Password management firm LastPass was hacked two weeks ago, enabling threat actors to steal the company’s source code and proprietary technical information.
The disclosure comes after BleepingComputer learned of the breach from insiders last week and reached out to the company on August 21st without receiving a response to our questions.
Sources told BleepingComputer that employees were scrambling to contain the attack after LastPass was breached.
After sending questions about the attack, LastPass released a security advisory today confirming that it was breached through a compromised developer account that hackers used to access the company’s developer environment.
While LastPass says there is no evidence that customer data or encrypted password vaults were compromised, the threat actors did steal portions of their source code and “proprietary LastPass technical information.”
“In response to the incident, we have deployed containment and mitigation measures, and engaged a leading cybersecurity and forensics firm,” explains the LastPass advisory.
“While our investigation is ongoing, we have achieved a state of containment, implemented additional enhanced security measures, and see no further evidence of unauthorized activity.”
LastPass has not provided further details regarding the attack, how the threat actors compromised the developer account, and what source code was stolen.
The full security advisory emailed to LastPass customers can be read below.
LastPass is one of the largest password management companies in the world, claiming to be used by over 33 million people and 100,000 businesses.
As consumers and businesses use the company’s software to store their passwords securely, there are always concerns that if the company was hacked it could allow threat actors access to stored passwords.
However, LastPass stores passwords in ‘encrypted vaults’ that can only be decrypted using a customer’s master password, which LastPass says was not compromised in this cyberattack.

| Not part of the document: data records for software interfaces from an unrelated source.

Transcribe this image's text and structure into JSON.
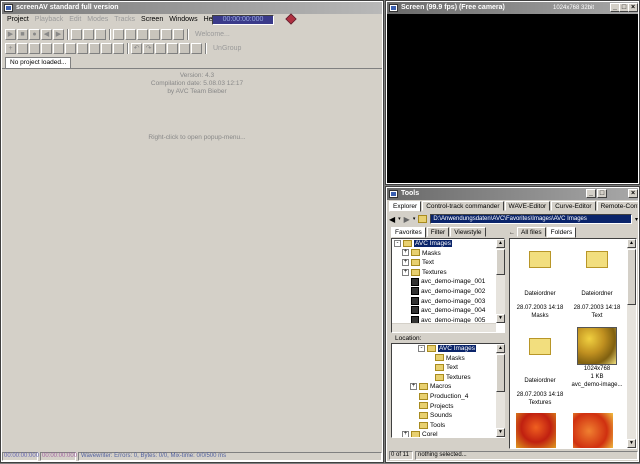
{
  "main_window": {
    "title": "screenAV standard full version",
    "menu": [
      {
        "label": "Project",
        "enabled": true
      },
      {
        "label": "Playback",
        "enabled": false
      },
      {
        "label": "Edit",
        "enabled": false
      },
      {
        "label": "Modes",
        "enabled": false
      },
      {
        "label": "Tracks",
        "enabled": false
      },
      {
        "label": "Screen",
        "enabled": true
      },
      {
        "label": "Windows",
        "enabled": true
      },
      {
        "label": "Help",
        "enabled": true
      }
    ],
    "timecode": "00:00:00:000",
    "welcome_label": "Welcome...",
    "ungroup_label": "UnGroup",
    "project_tab": "No project loaded...",
    "version": "Version: 4.3",
    "compilation_date": "Compilation date: 5.08.03 12:17",
    "by_line": "by AVC Team Bieber",
    "popup_hint": "Right-click to open popup-menu...",
    "status_time1": "00:00:00:000",
    "status_time2": "00:00:00:000",
    "status_text": "Wavewriter: Errors: 0, Bytes: 0/0, Mix-time: 0/0/500 ms"
  },
  "screen_window": {
    "title": "Screen (99.9 fps) (Free camera)",
    "resolution": "1024x768 32bit"
  },
  "tools_window": {
    "title": "Tools",
    "tabs": [
      "Explorer",
      "Control-track commander",
      "WAVE-Editor",
      "Curve-Editor",
      "Remote-Control-LF"
    ],
    "path": "D:\\Anwendungsdaten\\AVC\\Favorites\\Images\\AVC Images",
    "panel_tabs": [
      "Favorites",
      "Filter",
      "Viewstyle"
    ],
    "favorites_tree": [
      {
        "label": "AVC Images",
        "level": 0,
        "type": "folder",
        "exp": "-",
        "selected": true
      },
      {
        "label": "Masks",
        "level": 1,
        "type": "folder",
        "exp": "+"
      },
      {
        "label": "Text",
        "level": 1,
        "type": "folder",
        "exp": "+"
      },
      {
        "label": "Textures",
        "level": 1,
        "type": "folder",
        "exp": "+"
      },
      {
        "label": "avc_demo-image_001",
        "level": 1,
        "type": "image"
      },
      {
        "label": "avc_demo-image_002",
        "level": 1,
        "type": "image"
      },
      {
        "label": "avc_demo-image_003",
        "level": 1,
        "type": "image"
      },
      {
        "label": "avc_demo-image_004",
        "level": 1,
        "type": "image"
      },
      {
        "label": "avc_demo-image_005",
        "level": 1,
        "type": "image"
      }
    ],
    "location_label": "Location:",
    "location_tree": [
      {
        "label": "AVC Images",
        "level": 3,
        "type": "folder",
        "exp": "-",
        "selected": true
      },
      {
        "label": "Masks",
        "level": 4,
        "type": "folder"
      },
      {
        "label": "Text",
        "level": 4,
        "type": "folder"
      },
      {
        "label": "Textures",
        "level": 4,
        "type": "folder"
      },
      {
        "label": "Macros",
        "level": 2,
        "type": "folder",
        "exp": "+"
      },
      {
        "label": "Production_4",
        "level": 2,
        "type": "folder"
      },
      {
        "label": "Projects",
        "level": 2,
        "type": "folder"
      },
      {
        "label": "Sounds",
        "level": 2,
        "type": "folder"
      },
      {
        "label": "Tools",
        "level": 2,
        "type": "folder"
      },
      {
        "label": "Corel",
        "level": 1,
        "type": "folder",
        "exp": "+"
      }
    ],
    "view_tabs": [
      "All files",
      "Folders"
    ],
    "tiles": [
      {
        "kind": "folder",
        "type_label": "Dateiordner",
        "date": "28.07.2003 14:18",
        "name": "Masks"
      },
      {
        "kind": "folder",
        "type_label": "Dateiordner",
        "date": "28.07.2003 14:18",
        "name": "Text"
      },
      {
        "kind": "folder",
        "type_label": "Dateiordner",
        "date": "28.07.2003 14:18",
        "name": "Textures"
      },
      {
        "kind": "image",
        "size": "1024x768",
        "bytes": "1 KB",
        "name": "avc_demo-image..."
      }
    ],
    "status_count": "0 of 11",
    "status_text": "nothing selected..."
  }
}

Last year, LastPass suffered a credential stuffing attack that allowed threat actors to confirm a user’s master password. It was also revealed that LastPass master passwords were stolen by threat actors distributing the RedLine password-stealing malware.

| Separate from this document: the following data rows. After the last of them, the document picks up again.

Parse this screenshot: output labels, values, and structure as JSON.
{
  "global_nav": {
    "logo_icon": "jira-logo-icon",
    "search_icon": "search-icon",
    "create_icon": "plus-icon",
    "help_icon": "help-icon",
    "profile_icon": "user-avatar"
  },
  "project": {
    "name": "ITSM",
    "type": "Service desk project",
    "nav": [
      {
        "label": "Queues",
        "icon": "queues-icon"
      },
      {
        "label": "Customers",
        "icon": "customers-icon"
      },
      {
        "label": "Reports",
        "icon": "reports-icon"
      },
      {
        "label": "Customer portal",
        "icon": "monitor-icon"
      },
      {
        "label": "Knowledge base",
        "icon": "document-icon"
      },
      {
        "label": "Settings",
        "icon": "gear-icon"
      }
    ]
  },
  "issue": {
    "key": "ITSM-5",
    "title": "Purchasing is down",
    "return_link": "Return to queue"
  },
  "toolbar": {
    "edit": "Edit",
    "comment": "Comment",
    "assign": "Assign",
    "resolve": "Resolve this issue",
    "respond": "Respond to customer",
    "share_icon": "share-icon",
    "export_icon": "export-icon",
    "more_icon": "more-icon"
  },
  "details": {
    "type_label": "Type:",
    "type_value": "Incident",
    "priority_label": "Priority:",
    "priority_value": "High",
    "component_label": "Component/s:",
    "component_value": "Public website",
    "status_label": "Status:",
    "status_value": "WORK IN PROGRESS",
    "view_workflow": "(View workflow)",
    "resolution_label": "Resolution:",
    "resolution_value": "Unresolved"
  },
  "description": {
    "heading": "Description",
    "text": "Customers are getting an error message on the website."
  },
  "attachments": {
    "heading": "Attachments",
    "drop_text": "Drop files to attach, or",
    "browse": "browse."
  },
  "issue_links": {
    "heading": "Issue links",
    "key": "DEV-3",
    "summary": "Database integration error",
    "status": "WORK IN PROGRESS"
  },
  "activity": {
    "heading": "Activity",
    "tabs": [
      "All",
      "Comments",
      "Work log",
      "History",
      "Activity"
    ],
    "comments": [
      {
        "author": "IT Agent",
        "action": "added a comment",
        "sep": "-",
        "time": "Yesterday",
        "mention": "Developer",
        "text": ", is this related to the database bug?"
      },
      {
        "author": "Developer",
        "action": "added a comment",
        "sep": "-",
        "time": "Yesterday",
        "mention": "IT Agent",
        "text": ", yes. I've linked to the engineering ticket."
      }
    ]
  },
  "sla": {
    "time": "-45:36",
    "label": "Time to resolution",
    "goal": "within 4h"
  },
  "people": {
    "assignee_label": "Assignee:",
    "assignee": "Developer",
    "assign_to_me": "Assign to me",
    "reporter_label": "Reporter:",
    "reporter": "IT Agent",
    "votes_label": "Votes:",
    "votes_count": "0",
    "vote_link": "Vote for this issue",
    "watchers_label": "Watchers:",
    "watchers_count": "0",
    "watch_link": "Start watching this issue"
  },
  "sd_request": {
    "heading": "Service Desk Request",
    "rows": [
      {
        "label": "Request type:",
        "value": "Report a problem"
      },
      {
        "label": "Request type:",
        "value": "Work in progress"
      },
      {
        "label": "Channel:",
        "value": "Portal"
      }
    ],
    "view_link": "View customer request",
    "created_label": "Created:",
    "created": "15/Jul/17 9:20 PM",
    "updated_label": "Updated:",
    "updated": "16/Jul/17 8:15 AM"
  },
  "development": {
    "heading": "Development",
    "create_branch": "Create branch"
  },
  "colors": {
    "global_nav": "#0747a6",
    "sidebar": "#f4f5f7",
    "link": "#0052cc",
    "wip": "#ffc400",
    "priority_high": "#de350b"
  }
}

Due to this, it is vital to enable multi-factor authentication on your LastPass accounts so that threat actors won’t be able to access your account even if your password is compromised.
BleepingComputer has once again reached out with further questions about the attack.
This is a developing story.